START DATA FOR PROCESSING
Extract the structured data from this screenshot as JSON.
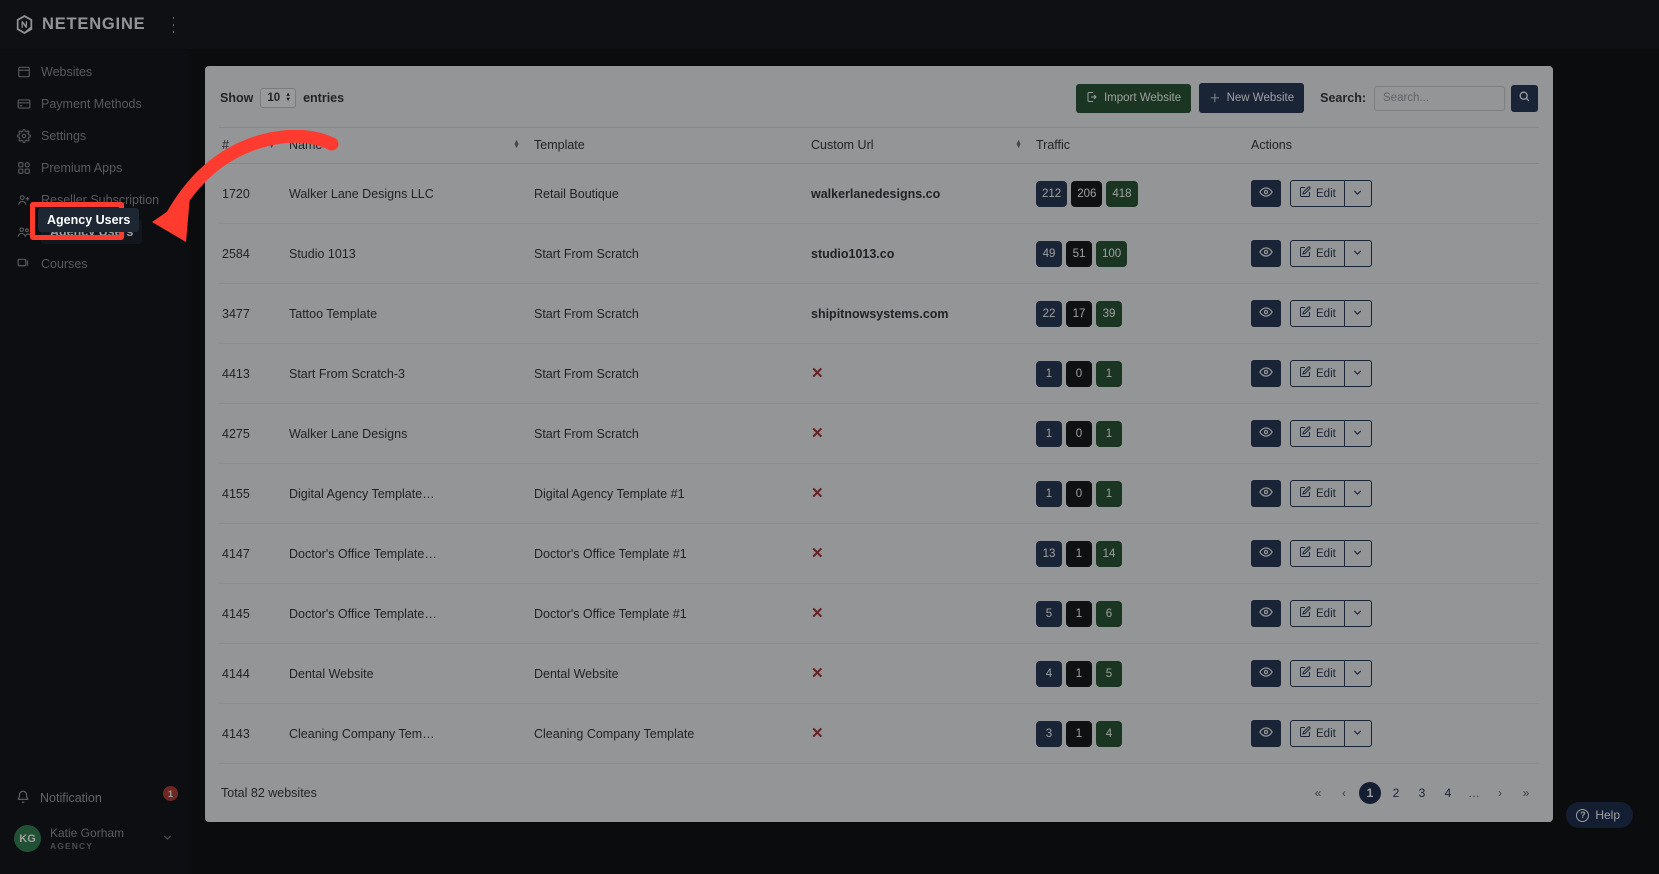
{
  "brand": {
    "name": "NETENGINE",
    "logo_icon": "gear-logo-icon",
    "menu_icon": "hamburger-icon"
  },
  "sidebar": {
    "items": [
      {
        "label": "Websites",
        "icon": "browser-window-icon",
        "active": false
      },
      {
        "label": "Payment Methods",
        "icon": "credit-card-icon",
        "active": false
      },
      {
        "label": "Settings",
        "icon": "gear-icon",
        "active": false
      },
      {
        "label": "Premium Apps",
        "icon": "apps-grid-icon",
        "active": false
      },
      {
        "label": "Reseller Subscription",
        "icon": "user-plus-icon",
        "active": false
      },
      {
        "label": "Agency Users",
        "icon": "users-icon",
        "active": true
      },
      {
        "label": "Courses",
        "icon": "presentation-icon",
        "active": false
      }
    ],
    "notification": {
      "label": "Notification",
      "icon": "bell-icon",
      "count": "1"
    },
    "user": {
      "initials": "KG",
      "name": "Katie Gorham",
      "role": "AGENCY",
      "caret_icon": "chevron-down-icon"
    }
  },
  "toolbar": {
    "show_label": "Show",
    "entries_value": "10",
    "entries_label": "entries",
    "import_label": "Import Website",
    "import_icon": "import-icon",
    "new_label": "New Website",
    "new_icon": "plus-icon",
    "search_label": "Search:",
    "search_value": "",
    "search_placeholder": "Search...",
    "search_button_icon": "search-icon"
  },
  "table": {
    "columns": [
      "#",
      "Name",
      "Template",
      "Custom Url",
      "Traffic",
      "Actions"
    ],
    "rows": [
      {
        "id": "1720",
        "name": "Walker Lane Designs LLC",
        "template": "Retail Boutique",
        "url": "walkerlanedesigns.co",
        "url_none": false,
        "traffic": [
          "212",
          "206",
          "418"
        ]
      },
      {
        "id": "2584",
        "name": "Studio 1013",
        "template": "Start From Scratch",
        "url": "studio1013.co",
        "url_none": false,
        "traffic": [
          "49",
          "51",
          "100"
        ]
      },
      {
        "id": "3477",
        "name": "Tattoo Template",
        "template": "Start From Scratch",
        "url": "shipitnowsystems.com",
        "url_none": false,
        "traffic": [
          "22",
          "17",
          "39"
        ]
      },
      {
        "id": "4413",
        "name": "Start From Scratch-3",
        "template": "Start From Scratch",
        "url": "",
        "url_none": true,
        "traffic": [
          "1",
          "0",
          "1"
        ]
      },
      {
        "id": "4275",
        "name": "Walker Lane Designs",
        "template": "Start From Scratch",
        "url": "",
        "url_none": true,
        "traffic": [
          "1",
          "0",
          "1"
        ]
      },
      {
        "id": "4155",
        "name": "Digital Agency Template…",
        "template": "Digital Agency Template #1",
        "url": "",
        "url_none": true,
        "traffic": [
          "1",
          "0",
          "1"
        ]
      },
      {
        "id": "4147",
        "name": "Doctor's Office Template…",
        "template": "Doctor's Office Template #1",
        "url": "",
        "url_none": true,
        "traffic": [
          "13",
          "1",
          "14"
        ]
      },
      {
        "id": "4145",
        "name": "Doctor's Office Template…",
        "template": "Doctor's Office Template #1",
        "url": "",
        "url_none": true,
        "traffic": [
          "5",
          "1",
          "6"
        ]
      },
      {
        "id": "4144",
        "name": "Dental Website",
        "template": "Dental Website",
        "url": "",
        "url_none": true,
        "traffic": [
          "4",
          "1",
          "5"
        ]
      },
      {
        "id": "4143",
        "name": "Cleaning Company Tem…",
        "template": "Cleaning Company Template",
        "url": "",
        "url_none": true,
        "traffic": [
          "3",
          "1",
          "4"
        ]
      }
    ],
    "row_actions": {
      "view_icon": "eye-icon",
      "edit_label": "Edit",
      "edit_icon": "pencil-square-icon",
      "dropdown_icon": "chevron-down-icon"
    },
    "url_none_icon": "x-mark-icon"
  },
  "footer": {
    "total_text": "Total 82 websites",
    "pagination": [
      "«",
      "‹",
      "1",
      "2",
      "3",
      "4",
      "…",
      "›",
      "»"
    ],
    "active_page": "1"
  },
  "help": {
    "label": "Help",
    "icon": "question-circle-icon"
  },
  "annotation": {
    "highlight_label": "Agency Users",
    "arrow_color": "#ff3b2f",
    "box_color": "#ff3b2f"
  },
  "colors": {
    "brand_dark": "#12161d",
    "accent_blue": "#253a66",
    "accent_green": "#1d5c32",
    "danger": "#c8302a",
    "avatar_green": "#1f8a4c"
  }
}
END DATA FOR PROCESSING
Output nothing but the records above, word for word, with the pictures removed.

Extract the structured data from this screenshot as JSON.
{
  "brand": {
    "name": "NETENGINE",
    "logo_icon": "gear-logo-icon",
    "menu_icon": "hamburger-icon"
  },
  "sidebar": {
    "items": [
      {
        "label": "Websites",
        "icon": "browser-window-icon",
        "active": false
      },
      {
        "label": "Payment Methods",
        "icon": "credit-card-icon",
        "active": false
      },
      {
        "label": "Settings",
        "icon": "gear-icon",
        "active": false
      },
      {
        "label": "Premium Apps",
        "icon": "apps-grid-icon",
        "active": false
      },
      {
        "label": "Reseller Subscription",
        "icon": "user-plus-icon",
        "active": false
      },
      {
        "label": "Agency Users",
        "icon": "users-icon",
        "active": true
      },
      {
        "label": "Courses",
        "icon": "presentation-icon",
        "active": false
      }
    ],
    "notification": {
      "label": "Notification",
      "icon": "bell-icon",
      "count": "1"
    },
    "user": {
      "initials": "KG",
      "name": "Katie Gorham",
      "role": "AGENCY",
      "caret_icon": "chevron-down-icon"
    }
  },
  "toolbar": {
    "show_label": "Show",
    "entries_value": "10",
    "entries_label": "entries",
    "import_label": "Import Website",
    "import_icon": "import-icon",
    "new_label": "New Website",
    "new_icon": "plus-icon",
    "search_label": "Search:",
    "search_value": "",
    "search_placeholder": "Search...",
    "search_button_icon": "search-icon"
  },
  "table": {
    "columns": [
      "#",
      "Name",
      "Template",
      "Custom Url",
      "Traffic",
      "Actions"
    ],
    "rows": [
      {
        "id": "1720",
        "name": "Walker Lane Designs LLC",
        "template": "Retail Boutique",
        "url": "walkerlanedesigns.co",
        "url_none": false,
        "traffic": [
          "212",
          "206",
          "418"
        ]
      },
      {
        "id": "2584",
        "name": "Studio 1013",
        "template": "Start From Scratch",
        "url": "studio1013.co",
        "url_none": false,
        "traffic": [
          "49",
          "51",
          "100"
        ]
      },
      {
        "id": "3477",
        "name": "Tattoo Template",
        "template": "Start From Scratch",
        "url": "shipitnowsystems.com",
        "url_none": false,
        "traffic": [
          "22",
          "17",
          "39"
        ]
      },
      {
        "id": "4413",
        "name": "Start From Scratch-3",
        "template": "Start From Scratch",
        "url": "",
        "url_none": true,
        "traffic": [
          "1",
          "0",
          "1"
        ]
      },
      {
        "id": "4275",
        "name": "Walker Lane Designs",
        "template": "Start From Scratch",
        "url": "",
        "url_none": true,
        "traffic": [
          "1",
          "0",
          "1"
        ]
      },
      {
        "id": "4155",
        "name": "Digital Agency Template…",
        "template": "Digital Agency Template #1",
        "url": "",
        "url_none": true,
        "traffic": [
          "1",
          "0",
          "1"
        ]
      },
      {
        "id": "4147",
        "name": "Doctor's Office Template…",
        "template": "Doctor's Office Template #1",
        "url": "",
        "url_none": true,
        "traffic": [
          "13",
          "1",
          "14"
        ]
      },
      {
        "id": "4145",
        "name": "Doctor's Office Template…",
        "template": "Doctor's Office Template #1",
        "url": "",
        "url_none": true,
        "traffic": [
          "5",
          "1",
          "6"
        ]
      },
      {
        "id": "4144",
        "name": "Dental Website",
        "template": "Dental Website",
        "url": "",
        "url_none": true,
        "traffic": [
          "4",
          "1",
          "5"
        ]
      },
      {
        "id": "4143",
        "name": "Cleaning Company Tem…",
        "template": "Cleaning Company Template",
        "url": "",
        "url_none": true,
        "traffic": [
          "3",
          "1",
          "4"
        ]
      }
    ],
    "row_actions": {
      "view_icon": "eye-icon",
      "edit_label": "Edit",
      "edit_icon": "pencil-square-icon",
      "dropdown_icon": "chevron-down-icon"
    },
    "url_none_icon": "x-mark-icon"
  },
  "footer": {
    "total_text": "Total 82 websites",
    "pagination": [
      "«",
      "‹",
      "1",
      "2",
      "3",
      "4",
      "…",
      "›",
      "»"
    ],
    "active_page": "1"
  },
  "help": {
    "label": "Help",
    "icon": "question-circle-icon"
  },
  "annotation": {
    "highlight_label": "Agency Users",
    "arrow_color": "#ff3b2f",
    "box_color": "#ff3b2f"
  },
  "colors": {
    "brand_dark": "#12161d",
    "accent_blue": "#253a66",
    "accent_green": "#1d5c32",
    "danger": "#c8302a",
    "avatar_green": "#1f8a4c"
  }
}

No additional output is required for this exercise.